Update on Oil

OPEC released its annual World Oil Outlook this week outlining the groups medium- and long-term forecasts for the global economy, oil and energy demands. Long-term for OPEC means predicting production and demand out to 2045. While outlining an expected worldwide increase in demand of 10 million barrels per day, the report also shows a downward revision of about 1 million barrels per day compared to the previous forecast out to 2040.

COVID-19 has presented the oil industry with “an existential threat” as lockdowns and fear of contracting the disease has ground travel to a halt. The worry is that the changes in behavior now will carry over to the long-term travel habits thus the long-term demands for oil and gas production. The report also outlined an expected increase in solar energy demand by at least 6.6% per year on average through 2045.

 

Home Prices Rise, Forbearance Falls

Home prices are at their highest level of growth since June 2018. According to the latest CoreLogic Home Price Index, home prices increased by 5.9% annually (Aug. 2019-Aug. 2020) and nearly 1% from July to August of this year. However, the CEO of CoreLogic, Frank Martell, and his team don’t expect home price growth to continue at this pace through early 2021. Right now we are in a period where demand is high and inventory is excruciatingly low, leading to the rapid rise in home prices. As homebuilding activity increases, providing a spike in inventory, the HPI forecast predicts that prices will start to slow and decrease in early 2021.

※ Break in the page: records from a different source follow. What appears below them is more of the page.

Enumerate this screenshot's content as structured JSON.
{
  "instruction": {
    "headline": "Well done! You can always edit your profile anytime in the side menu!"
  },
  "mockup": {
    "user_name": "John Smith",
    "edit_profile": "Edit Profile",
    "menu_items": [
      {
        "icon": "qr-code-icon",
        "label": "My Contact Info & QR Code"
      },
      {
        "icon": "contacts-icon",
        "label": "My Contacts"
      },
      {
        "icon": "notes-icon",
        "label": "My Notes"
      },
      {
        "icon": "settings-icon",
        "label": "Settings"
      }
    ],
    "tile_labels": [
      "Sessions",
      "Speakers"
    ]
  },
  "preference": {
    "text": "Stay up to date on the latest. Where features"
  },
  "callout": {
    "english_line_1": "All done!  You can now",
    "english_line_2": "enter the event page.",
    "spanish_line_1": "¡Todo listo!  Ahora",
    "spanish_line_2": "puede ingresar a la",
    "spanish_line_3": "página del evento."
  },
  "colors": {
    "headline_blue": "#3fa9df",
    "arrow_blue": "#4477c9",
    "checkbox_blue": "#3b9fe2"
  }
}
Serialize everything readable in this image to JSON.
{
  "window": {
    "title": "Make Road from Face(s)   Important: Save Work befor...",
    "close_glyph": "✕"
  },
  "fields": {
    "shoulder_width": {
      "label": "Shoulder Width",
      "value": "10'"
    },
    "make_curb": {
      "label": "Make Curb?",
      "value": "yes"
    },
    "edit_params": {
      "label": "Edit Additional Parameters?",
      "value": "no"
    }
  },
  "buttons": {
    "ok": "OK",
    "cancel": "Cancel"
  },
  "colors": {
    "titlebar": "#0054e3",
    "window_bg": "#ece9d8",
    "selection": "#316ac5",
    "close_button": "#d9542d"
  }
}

The data also shows that not all housing markets are experiencing the same growth. For areas the hardest hit by lack of tourism due to the pandemic, like Las Vegas, home prices are expected to decline by 6.5% in August of next year.

As we’ve mentioned in previous weeks, the main thing helping the housing market push back against surging home prices are low interest rates. Once again, the Freddie Mac 30-year fixed-rate mortgage average came in below 3%, sitting at 2.87% this week. Freddie’s analysts seem to feel this could be the bottom as rates have flatlined over the last month. The analysts note that demand is “particularly strong in more affordable regions of the country such as the Midwest, where home prices are accelerating at the highest rates over the last two decades.”

On the flipside of the increase in demand are the issues of forbearance and mortgage delinquencies. The latest data from the Mortgage Bankers Association shows that the forbearance rate fell to 6.8% in September; its lowest rate since mid-April. That rate is still significantly higher than any pre-pandemic forbearance rate. Loans backed by Fannie Mae and Freddie Mac pulled down the overall rate as the forbearance rate for loans backed by Ginnie Mae actually went up to 9.16%.

A statistic that is also concerning is the number of homeowners who are going into a “needless mortgage delinquency.” The Urban Institute reported this week that around 400,000 mortgage borrowers neglected to file for forbearance and have become “needlessly delinquent” on their payments. The report states, “These borrowers may not know they are eligible for forbearance or do know but wrongly fear having to make ‘double payments’ when the forbearance period ends.”

 

 

Contributed by Greg Richardson, MAXEX Managing Director

Greg Richardson

Greg Richardson is Managing Director at MAXEX, LLC, based in Atlanta, GA. He has 30 years of experience in capital markets, including trading, banking asset and portfolio management, mortgage banking secondary marketing and accounting. MAXEX is the only platform in the mortgage industry to offer a centralized clearinghouse that enables buyers and sellers to trade anonymously with multiple counterparties using a single standardized